But i can't build image that of this example : https://docs.docker.com/get-started/part2/#build-the-app
iget this error :
Step 4/7 : RUN pip install --trusted-host pypi.python.org -r requirements.txt ---> Running in b700eb53b7b2 Collecting Flask (from -r requirements.txt (line 1)) Retrying (Retry(total=4, connect=None, read=None, redirect=None, status=None)) after connection broken by 'SSLError(SSLError(1, u'[SSL: CERTIFICATE_VERIFY_FAI LED] certificate verify failed (_ssl.c:726)'),)': /simple/flask/
Do you have an issue for that ?

@cmenjivar

This comment has been minimized.

Copy link

cmenjivar commented May 18, 2018

Ubel, I'm having the same issue, i got images to pull, but i cant build images using the docker get started walk-through. Were you able to overcome the issue?

@Ubel

This comment has been minimized.

Copy link

Ubel commented May 22, 2018

@cmenjivar : No, I still have the same problem...

@cmenjivar

This comment has been minimized.

Copy link

cmenjivar commented May 24, 2018

@Ubel: I found a solution, in your Dockerfile, just add all 3 hosted python hosts, instead of just one...

RUN pip install --trusted-host pypi.python.org --trusted-host files.pythonhosted.org --trusted-host pypi.org -r requirements.txt

@Ubel

This comment has been minimized.

Copy link

Ubel commented May 25, 2018

@cmenjivar : thanks for your help. it's working for me too.

Now i need to try the same things with nuget package url

@user135711

This comment has been minimized.

Copy link

user135711 commented Jun 9, 2018

Could someone update this for windows host and windows container?

@TJM

This comment has been minimized.

Copy link

TJM commented Oct 29, 2018

For what its worth, @rpomeroy has the correct answer...

Issue the following commands in the "Docker Quickstart Terminal" if you are on windows, to ensure you have the appropriate environment. The "$" is the prompt, don't paste that part. You may want to issue a cd ~/Downloads to get to your Downloads folder before running the commands below. You can repeat the two middle steps (corp-ca.pem) for each Certificate Authority you need to add (intermediate or otherwise), just give them a different name. You can also use a wildcard, for example: corp-*.pem if you had corp-ca-root.pem, corp-ca-intermediate.pem and corp-issuing-ca.pem.

copied from @rpomeroy above:

$ docker-machine ssh default 'sudo mkdir /var/lib/boot2docker/certs'
$ docker-machine scp corp-ca.pem default:
$ docker-machine ssh default 'sudo mv corp-ca.pem /var/lib/boot2docker/certs/'
$ docker-machine restart default 

Folks that are trying to use --tls-cert, --tls-key and --tls-ca-cert are using incorrect options. Those are for authentication between the docker client and server.
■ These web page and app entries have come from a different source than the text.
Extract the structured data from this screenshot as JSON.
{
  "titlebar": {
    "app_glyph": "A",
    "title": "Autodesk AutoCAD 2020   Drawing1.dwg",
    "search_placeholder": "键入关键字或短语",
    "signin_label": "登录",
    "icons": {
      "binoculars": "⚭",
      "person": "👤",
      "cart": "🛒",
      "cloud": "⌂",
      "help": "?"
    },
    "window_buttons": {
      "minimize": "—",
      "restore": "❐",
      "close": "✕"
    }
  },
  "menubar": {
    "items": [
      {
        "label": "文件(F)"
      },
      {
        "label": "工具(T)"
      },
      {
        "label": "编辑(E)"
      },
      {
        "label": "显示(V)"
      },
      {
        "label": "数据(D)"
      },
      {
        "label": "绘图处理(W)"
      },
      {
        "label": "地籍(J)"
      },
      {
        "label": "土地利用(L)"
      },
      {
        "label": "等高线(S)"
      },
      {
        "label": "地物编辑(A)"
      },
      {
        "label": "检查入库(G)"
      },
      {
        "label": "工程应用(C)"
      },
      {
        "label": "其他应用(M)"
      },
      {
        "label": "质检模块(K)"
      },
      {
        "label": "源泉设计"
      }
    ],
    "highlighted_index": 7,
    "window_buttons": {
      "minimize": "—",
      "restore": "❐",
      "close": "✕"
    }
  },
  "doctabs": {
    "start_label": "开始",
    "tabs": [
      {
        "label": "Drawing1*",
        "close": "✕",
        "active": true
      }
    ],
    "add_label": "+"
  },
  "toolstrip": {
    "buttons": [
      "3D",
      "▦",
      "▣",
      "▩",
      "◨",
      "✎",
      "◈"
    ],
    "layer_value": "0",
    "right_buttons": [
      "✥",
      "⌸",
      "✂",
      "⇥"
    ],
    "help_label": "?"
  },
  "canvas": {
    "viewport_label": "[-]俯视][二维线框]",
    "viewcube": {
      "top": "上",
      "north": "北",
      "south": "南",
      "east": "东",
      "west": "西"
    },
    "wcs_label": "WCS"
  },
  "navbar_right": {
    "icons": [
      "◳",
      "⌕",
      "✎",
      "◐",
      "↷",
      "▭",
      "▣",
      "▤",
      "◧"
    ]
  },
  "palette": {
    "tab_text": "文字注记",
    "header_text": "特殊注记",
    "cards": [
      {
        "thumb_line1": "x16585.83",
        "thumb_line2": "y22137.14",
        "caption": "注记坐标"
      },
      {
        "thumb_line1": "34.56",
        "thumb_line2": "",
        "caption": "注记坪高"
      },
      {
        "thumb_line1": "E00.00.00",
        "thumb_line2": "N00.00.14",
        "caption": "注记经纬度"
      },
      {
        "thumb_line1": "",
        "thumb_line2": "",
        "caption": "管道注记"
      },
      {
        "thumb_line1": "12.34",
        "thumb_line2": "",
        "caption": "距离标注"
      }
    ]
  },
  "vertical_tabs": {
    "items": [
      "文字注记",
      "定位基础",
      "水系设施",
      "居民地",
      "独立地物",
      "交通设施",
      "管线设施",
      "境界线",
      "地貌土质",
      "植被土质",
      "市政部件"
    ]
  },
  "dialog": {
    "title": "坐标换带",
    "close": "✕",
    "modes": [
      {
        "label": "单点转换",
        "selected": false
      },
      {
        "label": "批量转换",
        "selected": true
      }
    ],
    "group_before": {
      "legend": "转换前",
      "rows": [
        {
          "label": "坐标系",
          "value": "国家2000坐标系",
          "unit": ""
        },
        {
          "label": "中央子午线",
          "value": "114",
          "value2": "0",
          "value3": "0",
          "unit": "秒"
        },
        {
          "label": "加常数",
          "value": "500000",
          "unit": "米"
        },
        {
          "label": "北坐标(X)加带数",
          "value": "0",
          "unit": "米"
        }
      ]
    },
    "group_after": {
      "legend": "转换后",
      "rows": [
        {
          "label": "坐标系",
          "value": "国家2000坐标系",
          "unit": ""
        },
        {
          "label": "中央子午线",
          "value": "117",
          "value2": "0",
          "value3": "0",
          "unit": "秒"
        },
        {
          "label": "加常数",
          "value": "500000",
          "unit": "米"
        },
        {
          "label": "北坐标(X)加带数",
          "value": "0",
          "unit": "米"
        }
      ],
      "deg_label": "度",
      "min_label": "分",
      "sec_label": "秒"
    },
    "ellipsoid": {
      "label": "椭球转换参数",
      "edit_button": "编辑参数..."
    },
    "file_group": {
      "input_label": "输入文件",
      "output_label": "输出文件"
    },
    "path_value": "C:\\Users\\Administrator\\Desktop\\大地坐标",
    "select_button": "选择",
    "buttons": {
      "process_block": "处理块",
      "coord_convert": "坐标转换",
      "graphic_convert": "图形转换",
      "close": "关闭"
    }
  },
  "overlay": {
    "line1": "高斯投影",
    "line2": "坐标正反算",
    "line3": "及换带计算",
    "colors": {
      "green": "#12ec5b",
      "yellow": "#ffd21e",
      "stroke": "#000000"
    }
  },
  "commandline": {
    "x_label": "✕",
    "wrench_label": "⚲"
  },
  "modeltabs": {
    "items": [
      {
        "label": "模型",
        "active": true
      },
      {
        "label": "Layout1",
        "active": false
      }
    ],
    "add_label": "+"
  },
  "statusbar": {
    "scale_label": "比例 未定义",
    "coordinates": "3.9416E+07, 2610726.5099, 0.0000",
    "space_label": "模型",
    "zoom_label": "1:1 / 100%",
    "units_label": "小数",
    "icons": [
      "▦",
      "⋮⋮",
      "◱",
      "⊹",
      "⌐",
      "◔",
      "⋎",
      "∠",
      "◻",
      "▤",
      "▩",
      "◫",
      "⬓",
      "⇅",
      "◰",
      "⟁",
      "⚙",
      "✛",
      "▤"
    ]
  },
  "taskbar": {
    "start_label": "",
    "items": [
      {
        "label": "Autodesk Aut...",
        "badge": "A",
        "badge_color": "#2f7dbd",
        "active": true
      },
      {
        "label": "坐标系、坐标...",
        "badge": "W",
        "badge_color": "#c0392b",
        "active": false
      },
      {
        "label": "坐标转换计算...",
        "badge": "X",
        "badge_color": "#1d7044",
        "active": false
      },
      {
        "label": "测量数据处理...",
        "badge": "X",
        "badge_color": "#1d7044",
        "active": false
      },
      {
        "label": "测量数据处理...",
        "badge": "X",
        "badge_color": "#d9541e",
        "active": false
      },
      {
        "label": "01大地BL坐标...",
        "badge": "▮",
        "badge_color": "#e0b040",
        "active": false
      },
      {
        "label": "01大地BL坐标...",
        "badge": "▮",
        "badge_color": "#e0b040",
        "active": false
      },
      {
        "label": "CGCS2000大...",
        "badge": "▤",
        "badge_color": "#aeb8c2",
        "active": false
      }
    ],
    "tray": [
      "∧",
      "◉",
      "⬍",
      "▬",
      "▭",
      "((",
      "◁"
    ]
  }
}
The only point I would like to make is that the filesystems in /etc are not "immutable" really, they are actually "ephemeral" (tmpfs), meaning they will go away for each reboot. The information in /var/lib/boot2docker/certs will be repopulated into the correct place in /etc/docker/certs...

Anyhow, it would be nice if the docker-machine would automatically trust any certs that the host system trusts.

Sign up for free to join this conversation on GitHub. Already have an account? Sign in to comment